■ About this exercise:
Pictures excluded, copy all of the data below exactly.

■ Exercise data:
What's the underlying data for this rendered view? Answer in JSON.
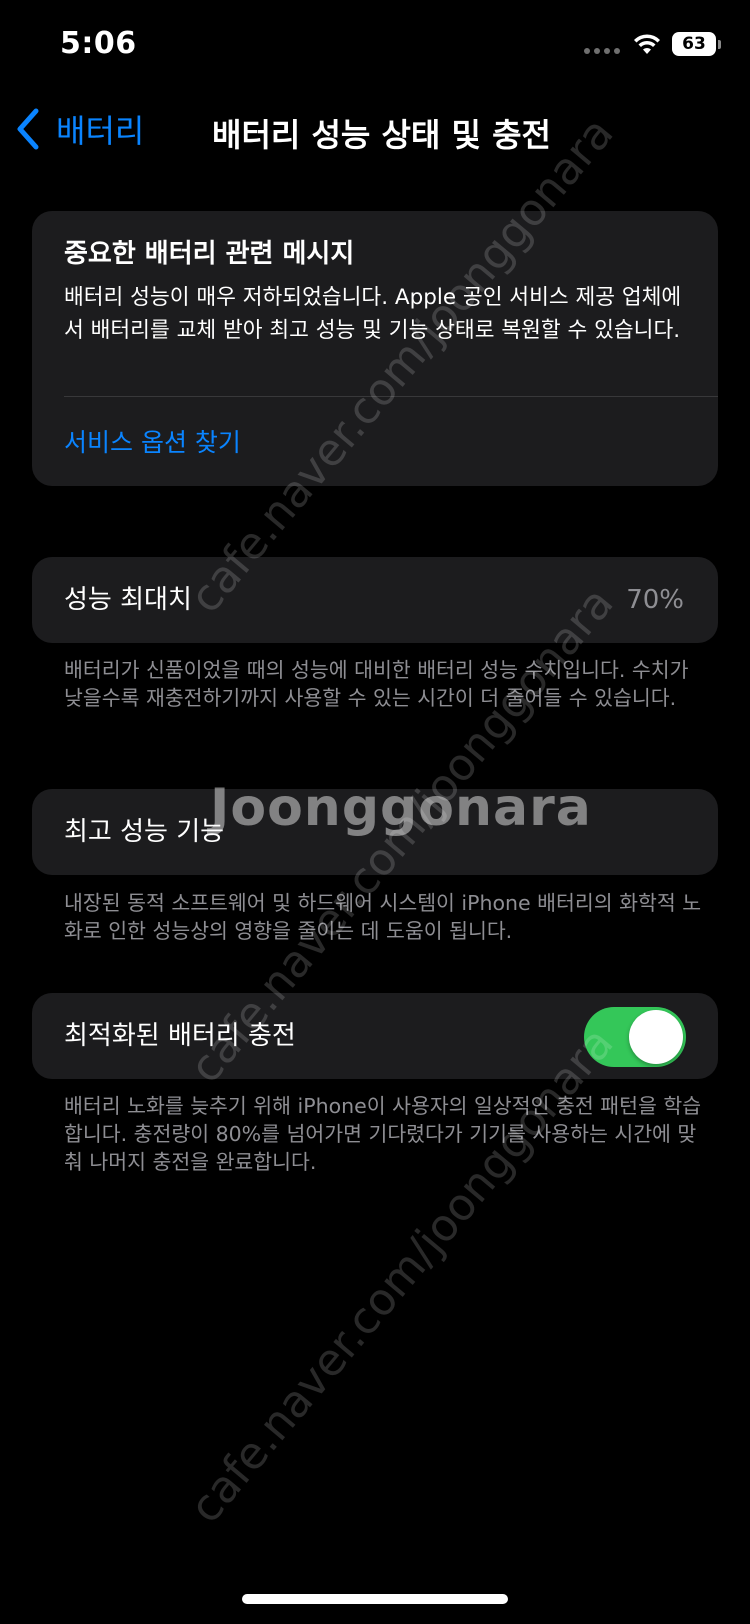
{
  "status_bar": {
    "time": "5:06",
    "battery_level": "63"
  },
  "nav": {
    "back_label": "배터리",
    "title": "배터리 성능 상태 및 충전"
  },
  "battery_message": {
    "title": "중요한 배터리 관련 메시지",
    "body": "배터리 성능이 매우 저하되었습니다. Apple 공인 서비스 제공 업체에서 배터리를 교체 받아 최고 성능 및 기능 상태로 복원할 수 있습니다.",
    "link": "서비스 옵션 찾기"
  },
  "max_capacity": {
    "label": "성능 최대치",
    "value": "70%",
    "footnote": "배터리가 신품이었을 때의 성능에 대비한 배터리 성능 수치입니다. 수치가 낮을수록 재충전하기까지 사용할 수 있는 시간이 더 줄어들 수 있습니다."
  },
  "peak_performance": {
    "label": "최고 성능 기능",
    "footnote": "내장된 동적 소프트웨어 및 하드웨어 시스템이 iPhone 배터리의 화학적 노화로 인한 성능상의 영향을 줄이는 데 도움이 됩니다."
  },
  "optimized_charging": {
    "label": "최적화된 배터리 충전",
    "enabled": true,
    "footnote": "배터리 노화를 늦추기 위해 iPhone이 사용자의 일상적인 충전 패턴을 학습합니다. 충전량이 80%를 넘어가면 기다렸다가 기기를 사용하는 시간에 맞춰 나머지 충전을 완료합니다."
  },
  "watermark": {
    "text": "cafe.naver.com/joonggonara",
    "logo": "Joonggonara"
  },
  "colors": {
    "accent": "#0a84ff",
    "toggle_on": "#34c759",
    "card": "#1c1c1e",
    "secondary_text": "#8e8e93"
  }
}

■ Result below:
What's the underlying data for this rendered view? Answer in JSON.
{
  "status_bar": {
    "time": "5:06",
    "battery_level": "63"
  },
  "nav": {
    "back_label": "배터리",
    "title": "배터리 성능 상태 및 충전"
  },
  "battery_message": {
    "title": "중요한 배터리 관련 메시지",
    "body": "배터리 성능이 매우 저하되었습니다. Apple 공인 서비스 제공 업체에서 배터리를 교체 받아 최고 성능 및 기능 상태로 복원할 수 있습니다.",
    "link": "서비스 옵션 찾기"
  },
  "max_capacity": {
    "label": "성능 최대치",
    "value": "70%",
    "footnote": "배터리가 신품이었을 때의 성능에 대비한 배터리 성능 수치입니다. 수치가 낮을수록 재충전하기까지 사용할 수 있는 시간이 더 줄어들 수 있습니다."
  },
  "peak_performance": {
    "label": "최고 성능 기능",
    "footnote": "내장된 동적 소프트웨어 및 하드웨어 시스템이 iPhone 배터리의 화학적 노화로 인한 성능상의 영향을 줄이는 데 도움이 됩니다."
  },
  "optimized_charging": {
    "label": "최적화된 배터리 충전",
    "enabled": true,
    "footnote": "배터리 노화를 늦추기 위해 iPhone이 사용자의 일상적인 충전 패턴을 학습합니다. 충전량이 80%를 넘어가면 기다렸다가 기기를 사용하는 시간에 맞춰 나머지 충전을 완료합니다."
  },
  "watermark": {
    "text": "cafe.naver.com/joonggonara",
    "logo": "Joonggonara"
  },
  "colors": {
    "accent": "#0a84ff",
    "toggle_on": "#34c759",
    "card": "#1c1c1e",
    "secondary_text": "#8e8e93"
  }
}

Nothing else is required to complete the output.